In many areas of systems design, provisioning for worst-case behavior (e.g., load spikes and anomalous user activity) incurs sizable penalties (e.g., performance and operational overheads) in the typical and best cases. However, in distributed systems, building software that is resilient to worse-case network behavior can -- perhaps paradoxically -- lead to improved behavior in typical and best-case scenarios. That is, systems that don't rely on synchronous communication (or coordination) in the worst case frequently aren't forced to wait in any case -- improving latency, scalability, and performance via increased concurrency.
In this talk, we'll explore how to use this worst-case analysis as a more general design principle for scalable systems design. As developers increasingly interacting with and building our own distributed systems, we tend to fixate only on failure scenarios (e.g., "partition tolerance" in the CAP Theorem); this is an important first step, but it's not the whole story. To illustrate why, I'll present practical lessons learned from applying this principle to both web and transaction processing applications as well as database internals such as integrity constraints and indexes. We've found considerable evidence that many of these common tasks and workloads can benefit substantially (e.g., regular order-of-magnitude speedups) from this analysis. In all likelihood, you can too.

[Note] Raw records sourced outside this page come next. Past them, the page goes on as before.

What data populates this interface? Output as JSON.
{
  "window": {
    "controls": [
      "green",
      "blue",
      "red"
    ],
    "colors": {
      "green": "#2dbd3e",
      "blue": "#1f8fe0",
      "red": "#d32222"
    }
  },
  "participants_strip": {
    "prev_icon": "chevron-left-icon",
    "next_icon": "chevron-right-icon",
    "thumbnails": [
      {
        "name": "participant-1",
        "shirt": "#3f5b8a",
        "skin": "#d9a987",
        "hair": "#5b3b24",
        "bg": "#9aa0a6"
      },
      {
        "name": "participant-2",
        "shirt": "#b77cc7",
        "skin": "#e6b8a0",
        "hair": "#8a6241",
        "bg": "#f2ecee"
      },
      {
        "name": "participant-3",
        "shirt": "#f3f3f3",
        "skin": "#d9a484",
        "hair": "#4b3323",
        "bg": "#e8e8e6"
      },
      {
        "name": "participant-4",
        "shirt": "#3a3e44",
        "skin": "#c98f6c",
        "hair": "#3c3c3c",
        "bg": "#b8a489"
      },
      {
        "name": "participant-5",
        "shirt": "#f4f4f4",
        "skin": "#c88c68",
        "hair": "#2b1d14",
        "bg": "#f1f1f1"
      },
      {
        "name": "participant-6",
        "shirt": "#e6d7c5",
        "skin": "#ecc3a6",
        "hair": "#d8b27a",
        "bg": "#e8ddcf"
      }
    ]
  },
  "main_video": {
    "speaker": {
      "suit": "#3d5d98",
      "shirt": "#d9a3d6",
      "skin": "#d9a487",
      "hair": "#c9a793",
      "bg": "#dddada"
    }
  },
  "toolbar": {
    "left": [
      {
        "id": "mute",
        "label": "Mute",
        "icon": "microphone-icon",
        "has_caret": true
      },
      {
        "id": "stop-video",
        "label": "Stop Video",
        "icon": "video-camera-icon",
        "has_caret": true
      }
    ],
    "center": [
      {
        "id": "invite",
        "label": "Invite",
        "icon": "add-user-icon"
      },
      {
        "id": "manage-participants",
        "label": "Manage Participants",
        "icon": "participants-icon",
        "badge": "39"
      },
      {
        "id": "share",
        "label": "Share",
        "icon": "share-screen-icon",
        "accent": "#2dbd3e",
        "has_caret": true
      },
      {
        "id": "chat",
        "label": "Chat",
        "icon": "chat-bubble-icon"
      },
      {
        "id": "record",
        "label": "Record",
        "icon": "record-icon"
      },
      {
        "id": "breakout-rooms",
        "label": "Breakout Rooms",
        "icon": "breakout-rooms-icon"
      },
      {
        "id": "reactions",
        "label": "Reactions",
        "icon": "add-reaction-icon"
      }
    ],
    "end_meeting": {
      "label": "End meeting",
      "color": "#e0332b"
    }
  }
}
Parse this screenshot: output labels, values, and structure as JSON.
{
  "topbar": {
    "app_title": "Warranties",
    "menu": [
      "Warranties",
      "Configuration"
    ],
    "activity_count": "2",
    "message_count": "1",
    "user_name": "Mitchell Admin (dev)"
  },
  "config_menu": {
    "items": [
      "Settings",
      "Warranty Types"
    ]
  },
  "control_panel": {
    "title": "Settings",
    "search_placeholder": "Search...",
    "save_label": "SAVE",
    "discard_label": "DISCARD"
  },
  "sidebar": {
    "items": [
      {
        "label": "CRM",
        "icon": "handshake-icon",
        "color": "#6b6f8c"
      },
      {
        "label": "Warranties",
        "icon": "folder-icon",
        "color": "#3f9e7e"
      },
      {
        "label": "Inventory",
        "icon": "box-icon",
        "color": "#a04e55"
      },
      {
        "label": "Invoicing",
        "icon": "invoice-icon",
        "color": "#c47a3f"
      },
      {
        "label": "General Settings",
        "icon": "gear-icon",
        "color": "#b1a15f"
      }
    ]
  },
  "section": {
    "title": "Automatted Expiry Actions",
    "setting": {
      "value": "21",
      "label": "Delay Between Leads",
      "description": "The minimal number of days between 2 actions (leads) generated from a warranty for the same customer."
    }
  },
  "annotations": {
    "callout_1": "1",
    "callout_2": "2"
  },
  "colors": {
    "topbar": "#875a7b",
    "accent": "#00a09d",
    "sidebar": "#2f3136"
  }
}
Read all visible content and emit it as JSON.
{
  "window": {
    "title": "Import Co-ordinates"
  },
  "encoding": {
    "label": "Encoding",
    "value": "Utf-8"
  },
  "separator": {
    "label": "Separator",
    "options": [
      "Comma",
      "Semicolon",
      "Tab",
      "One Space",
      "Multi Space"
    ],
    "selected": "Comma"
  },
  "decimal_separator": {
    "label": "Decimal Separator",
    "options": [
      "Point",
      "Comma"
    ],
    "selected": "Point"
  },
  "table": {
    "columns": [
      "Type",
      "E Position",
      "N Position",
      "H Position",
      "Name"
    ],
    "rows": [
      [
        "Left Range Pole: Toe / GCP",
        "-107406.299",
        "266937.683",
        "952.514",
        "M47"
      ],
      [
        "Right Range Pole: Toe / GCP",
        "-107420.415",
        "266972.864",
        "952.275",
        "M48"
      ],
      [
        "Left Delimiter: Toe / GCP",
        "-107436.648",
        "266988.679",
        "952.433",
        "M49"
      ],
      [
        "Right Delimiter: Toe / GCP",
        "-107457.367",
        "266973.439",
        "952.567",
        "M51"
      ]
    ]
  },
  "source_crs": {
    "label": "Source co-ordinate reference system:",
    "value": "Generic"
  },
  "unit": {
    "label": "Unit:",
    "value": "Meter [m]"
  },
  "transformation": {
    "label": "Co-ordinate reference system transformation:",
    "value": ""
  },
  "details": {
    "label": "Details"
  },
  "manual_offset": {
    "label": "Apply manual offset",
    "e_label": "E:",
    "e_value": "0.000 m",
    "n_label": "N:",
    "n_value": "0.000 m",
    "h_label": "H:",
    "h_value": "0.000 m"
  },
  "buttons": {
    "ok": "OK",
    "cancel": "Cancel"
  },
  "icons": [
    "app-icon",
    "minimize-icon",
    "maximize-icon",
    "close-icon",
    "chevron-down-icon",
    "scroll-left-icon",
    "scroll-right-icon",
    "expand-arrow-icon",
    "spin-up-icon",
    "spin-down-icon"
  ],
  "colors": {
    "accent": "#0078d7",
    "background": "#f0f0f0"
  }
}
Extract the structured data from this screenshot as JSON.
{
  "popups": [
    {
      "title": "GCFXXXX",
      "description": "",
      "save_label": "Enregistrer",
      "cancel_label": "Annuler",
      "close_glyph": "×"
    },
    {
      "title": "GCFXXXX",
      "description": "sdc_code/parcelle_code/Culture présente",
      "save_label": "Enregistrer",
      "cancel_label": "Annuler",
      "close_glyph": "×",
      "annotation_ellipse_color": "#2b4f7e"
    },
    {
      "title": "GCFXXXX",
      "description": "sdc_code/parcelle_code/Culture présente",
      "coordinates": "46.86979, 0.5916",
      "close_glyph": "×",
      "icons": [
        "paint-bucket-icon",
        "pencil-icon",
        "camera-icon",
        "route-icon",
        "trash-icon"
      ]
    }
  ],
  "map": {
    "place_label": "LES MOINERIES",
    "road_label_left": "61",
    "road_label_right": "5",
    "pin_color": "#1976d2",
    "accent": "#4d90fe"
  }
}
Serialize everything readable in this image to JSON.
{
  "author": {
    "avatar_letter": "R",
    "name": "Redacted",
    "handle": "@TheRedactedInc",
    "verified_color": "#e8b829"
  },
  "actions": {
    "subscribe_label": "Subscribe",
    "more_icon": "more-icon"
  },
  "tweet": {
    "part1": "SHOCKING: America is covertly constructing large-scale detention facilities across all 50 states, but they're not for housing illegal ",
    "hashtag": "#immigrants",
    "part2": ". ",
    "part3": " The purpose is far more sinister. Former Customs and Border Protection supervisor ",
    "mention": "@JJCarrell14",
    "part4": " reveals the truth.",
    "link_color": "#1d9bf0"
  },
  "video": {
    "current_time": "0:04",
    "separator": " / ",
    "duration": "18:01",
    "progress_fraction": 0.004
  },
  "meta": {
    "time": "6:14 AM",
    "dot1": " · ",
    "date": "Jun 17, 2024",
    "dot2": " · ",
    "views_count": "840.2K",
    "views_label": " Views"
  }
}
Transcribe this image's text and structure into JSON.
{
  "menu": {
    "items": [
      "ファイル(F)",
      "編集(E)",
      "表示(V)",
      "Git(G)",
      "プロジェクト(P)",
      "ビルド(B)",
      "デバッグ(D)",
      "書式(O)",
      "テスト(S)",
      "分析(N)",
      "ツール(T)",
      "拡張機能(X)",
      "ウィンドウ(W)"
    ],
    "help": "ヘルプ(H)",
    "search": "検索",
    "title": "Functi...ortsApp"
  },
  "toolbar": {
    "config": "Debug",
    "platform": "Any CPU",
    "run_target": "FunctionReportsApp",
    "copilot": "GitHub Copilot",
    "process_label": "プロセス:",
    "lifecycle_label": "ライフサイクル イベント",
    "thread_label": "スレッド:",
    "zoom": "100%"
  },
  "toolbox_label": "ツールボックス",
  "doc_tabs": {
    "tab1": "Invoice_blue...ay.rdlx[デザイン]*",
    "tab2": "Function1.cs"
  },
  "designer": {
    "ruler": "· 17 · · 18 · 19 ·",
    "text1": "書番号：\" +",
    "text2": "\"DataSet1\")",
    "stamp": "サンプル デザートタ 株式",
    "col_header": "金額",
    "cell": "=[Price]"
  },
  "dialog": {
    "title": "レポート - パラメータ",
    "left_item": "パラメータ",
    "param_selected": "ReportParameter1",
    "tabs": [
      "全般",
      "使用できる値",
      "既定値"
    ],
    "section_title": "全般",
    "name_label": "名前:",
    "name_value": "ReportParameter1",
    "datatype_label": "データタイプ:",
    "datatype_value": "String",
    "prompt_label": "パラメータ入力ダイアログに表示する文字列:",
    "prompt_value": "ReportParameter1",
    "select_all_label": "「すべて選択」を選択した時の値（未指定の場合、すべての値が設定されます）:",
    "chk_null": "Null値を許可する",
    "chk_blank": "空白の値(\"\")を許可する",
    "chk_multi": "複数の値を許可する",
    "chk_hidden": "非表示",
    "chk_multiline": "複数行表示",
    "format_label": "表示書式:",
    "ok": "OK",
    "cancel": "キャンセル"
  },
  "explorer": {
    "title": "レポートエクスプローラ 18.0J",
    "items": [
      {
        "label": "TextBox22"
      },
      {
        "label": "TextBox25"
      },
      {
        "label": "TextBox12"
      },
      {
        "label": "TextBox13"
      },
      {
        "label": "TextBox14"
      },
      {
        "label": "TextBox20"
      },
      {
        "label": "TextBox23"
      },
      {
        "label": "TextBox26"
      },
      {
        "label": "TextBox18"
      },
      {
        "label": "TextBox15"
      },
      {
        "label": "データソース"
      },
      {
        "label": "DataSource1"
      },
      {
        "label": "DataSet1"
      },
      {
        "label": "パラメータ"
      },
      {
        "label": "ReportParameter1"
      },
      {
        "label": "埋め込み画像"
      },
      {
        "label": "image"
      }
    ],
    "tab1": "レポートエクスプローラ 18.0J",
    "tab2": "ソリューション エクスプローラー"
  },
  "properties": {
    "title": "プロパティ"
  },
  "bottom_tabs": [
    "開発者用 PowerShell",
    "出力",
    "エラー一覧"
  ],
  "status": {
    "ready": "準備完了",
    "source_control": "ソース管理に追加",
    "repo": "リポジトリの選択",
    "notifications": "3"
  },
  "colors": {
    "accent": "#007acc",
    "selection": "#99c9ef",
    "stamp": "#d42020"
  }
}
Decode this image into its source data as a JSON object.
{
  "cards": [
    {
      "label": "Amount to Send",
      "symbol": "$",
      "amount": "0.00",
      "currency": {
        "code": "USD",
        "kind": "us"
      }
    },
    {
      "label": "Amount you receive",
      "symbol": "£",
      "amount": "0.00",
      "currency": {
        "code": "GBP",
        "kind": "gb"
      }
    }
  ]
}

Peter Bailis is a final-year Ph.D. candidate at UC Berkeley working in databases and distributed systems. As part of his dissertation work, he has studied and built high performance distributed data management systems for large scale transaction processing, data serving, and statistical analytics in the AMPLab and BOOM projects under the advisement of Joseph M. Hellerstein, Ali Ghodsi, and Ion Stoica. He is the recipient of the NSF Graduate Research Fellowship, the Berkeley Fellowship for Graduate Study, and best-of-conference citations for research appearing in both SIGMOD and VLDB. He received his A.B. in Computer Science from Harvard College in 2011, where he also received the CRA Outstanding Undergraduate Researcher Award.